Luna are a solo-outfit by Anton Demort, aka DeMort, whom you might know from the Doom-Death band Amily (remember the nice To All In Graves-album in 2012, also done via probably the greatest Funeral Doom / Doom-Death label on Mater Terra, Russia’s Solitude Productions?). He started this project one year ago and now comes with the first album, called Ashes To Ashes.
I’ll start with a joke: I am truly disappointed in this album, for it consists of one track only. Of course I’m just kidding, because this composition lasts for fifty seven minutes. Within this specific genre, it isn’t that unusual to have extremely long hymns, cf. the likes of Monolithe or Ea. Remarkable too is the fact that this is an instrumental recording, without the use of any vocal line (with exception of a throaty intermezzo somewhere during the second half of Ashes To Ashes).

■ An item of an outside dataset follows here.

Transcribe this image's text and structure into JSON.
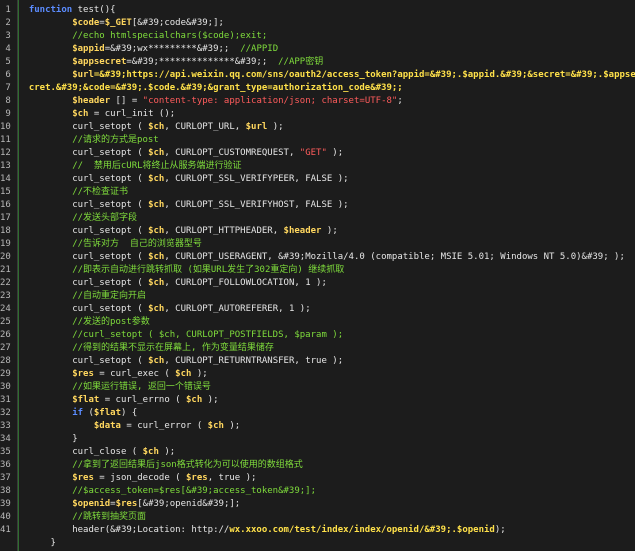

Ashes To Ashes is a grandiose epic, which starts with an oppressing, haunting and atmospheric introduction, based on keyboards only. After almost two minutes, ultra-heavy guitars and pounding drums join in, transforming the whole experience into a hypnotic, bleak and bombastic form of Atmospheric Funeral Doom, the core of Luna’s sonic expression. And that’s how this track evolves. Every couple of minutes, it slowly and subtly turns or twists by recreating another tempo, structure or melody. Despite a very unambiguously and rectilinear vision, all drenched within the same depressive and / or melancholic mood, Ashes To Ashes turns out to be a very varying masterwork. And despite this variety, this is an extremely cohesive, same-minded monument with logical, organic transitions; not sounding like an incoherent collection of different riffs and melodies.
Besides an extremely heavy rhythm section and interesting leads, the presence of keyboards is of undeniable importance. Throughout the whole song, keyboards return over and over again. Sometimes they are prominent, then again adding a dark, dense sphere, creating a depressive mood, or bringing forth an attitude of despair and anger. But the balance in between these keyboard lines and the ‘other’ instrumentation is, without exception, intelligently thought-through. Also bells, violins and piano (the first two in a limited, sporadically amount, the latter spread out over the whole album) pass the revue, but still without turning into a pulpy or mellow form of semi-romantic catchiness.
One might miss the ‘usual’ grunts. I do not, though initially I wondered if this could keep my interest whole the time. Well, after four listens in mean time (this review is my fourth listen) I am convinced that vocal lines have no value. They could have been a surplus, but the music itself is so beautiful that one does not need them.